= Page and application data records =
[Start of section]
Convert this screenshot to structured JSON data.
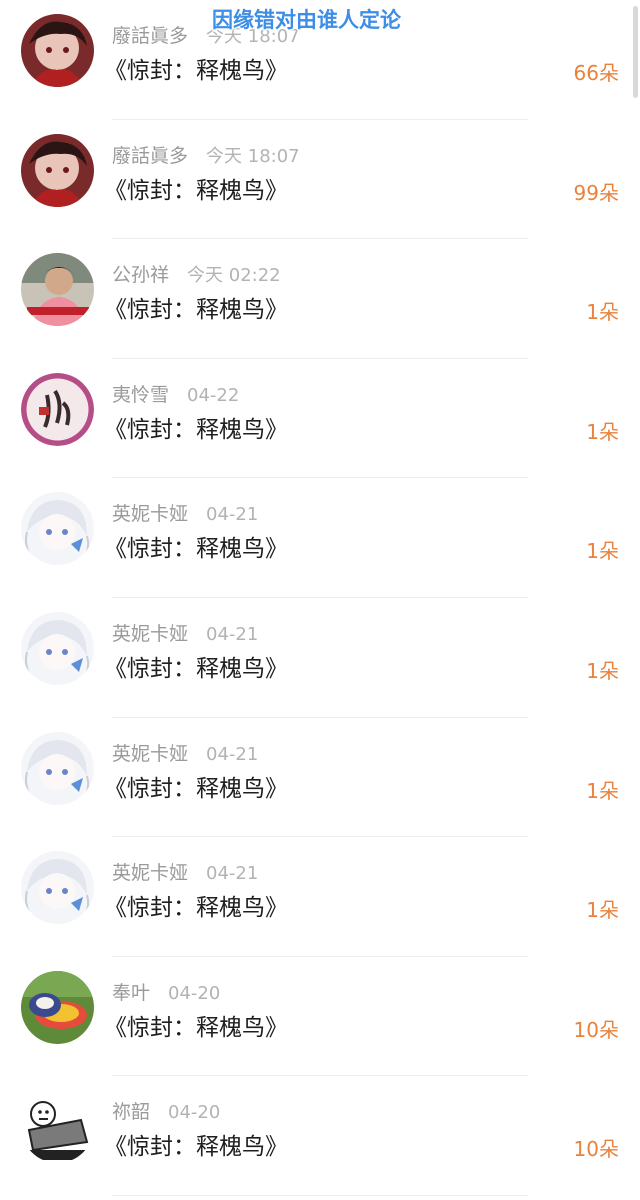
{
  "overlay_title": "因缘错对由谁人定论",
  "colors": {
    "accent": "#e8823c",
    "username": "#9a9a9a",
    "title_overlay": "#3d8ee6"
  },
  "rows": [
    {
      "avatar": "avatar-anime-red",
      "user": "廢話眞多",
      "time": "今天 18:07",
      "gift": "《惊封：释槐鸟》",
      "count": "66朵"
    },
    {
      "avatar": "avatar-anime-red",
      "user": "廢話眞多",
      "time": "今天 18:07",
      "gift": "《惊封：释槐鸟》",
      "count": "99朵"
    },
    {
      "avatar": "avatar-photo-person",
      "user": "公孙祥",
      "time": "今天 02:22",
      "gift": "《惊封：释槐鸟》",
      "count": "1朵"
    },
    {
      "avatar": "avatar-calligraphy",
      "user": "夷怜雪",
      "time": "04-22",
      "gift": "《惊封：释槐鸟》",
      "count": "1朵"
    },
    {
      "avatar": "avatar-anime-white",
      "user": "英妮卡娅",
      "time": "04-21",
      "gift": "《惊封：释槐鸟》",
      "count": "1朵"
    },
    {
      "avatar": "avatar-anime-white",
      "user": "英妮卡娅",
      "time": "04-21",
      "gift": "《惊封：释槐鸟》",
      "count": "1朵"
    },
    {
      "avatar": "avatar-anime-white",
      "user": "英妮卡娅",
      "time": "04-21",
      "gift": "《惊封：释槐鸟》",
      "count": "1朵"
    },
    {
      "avatar": "avatar-anime-white",
      "user": "英妮卡娅",
      "time": "04-21",
      "gift": "《惊封：释槐鸟》",
      "count": "1朵"
    },
    {
      "avatar": "avatar-colorful-hats",
      "user": "奉叶",
      "time": "04-20",
      "gift": "《惊封：释槐鸟》",
      "count": "10朵"
    },
    {
      "avatar": "avatar-meme-bed",
      "user": "祢韶",
      "time": "04-20",
      "gift": "《惊封：释槐鸟》",
      "count": "10朵"
    }
  ]
}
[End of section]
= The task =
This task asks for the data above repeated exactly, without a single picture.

= Task response =
Convert this screenshot to structured JSON data.
{
  "overlay_title": "因缘错对由谁人定论",
  "colors": {
    "accent": "#e8823c",
    "username": "#9a9a9a",
    "title_overlay": "#3d8ee6"
  },
  "rows": [
    {
      "avatar": "avatar-anime-red",
      "user": "廢話眞多",
      "time": "今天 18:07",
      "gift": "《惊封：释槐鸟》",
      "count": "66朵"
    },
    {
      "avatar": "avatar-anime-red",
      "user": "廢話眞多",
      "time": "今天 18:07",
      "gift": "《惊封：释槐鸟》",
      "count": "99朵"
    },
    {
      "avatar": "avatar-photo-person",
      "user": "公孙祥",
      "time": "今天 02:22",
      "gift": "《惊封：释槐鸟》",
      "count": "1朵"
    },
    {
      "avatar": "avatar-calligraphy",
      "user": "夷怜雪",
      "time": "04-22",
      "gift": "《惊封：释槐鸟》",
      "count": "1朵"
    },
    {
      "avatar": "avatar-anime-white",
      "user": "英妮卡娅",
      "time": "04-21",
      "gift": "《惊封：释槐鸟》",
      "count": "1朵"
    },
    {
      "avatar": "avatar-anime-white",
      "user": "英妮卡娅",
      "time": "04-21",
      "gift": "《惊封：释槐鸟》",
      "count": "1朵"
    },
    {
      "avatar": "avatar-anime-white",
      "user": "英妮卡娅",
      "time": "04-21",
      "gift": "《惊封：释槐鸟》",
      "count": "1朵"
    },
    {
      "avatar": "avatar-anime-white",
      "user": "英妮卡娅",
      "time": "04-21",
      "gift": "《惊封：释槐鸟》",
      "count": "1朵"
    },
    {
      "avatar": "avatar-colorful-hats",
      "user": "奉叶",
      "time": "04-20",
      "gift": "《惊封：释槐鸟》",
      "count": "10朵"
    },
    {
      "avatar": "avatar-meme-bed",
      "user": "祢韶",
      "time": "04-20",
      "gift": "《惊封：释槐鸟》",
      "count": "10朵"
    }
  ]
}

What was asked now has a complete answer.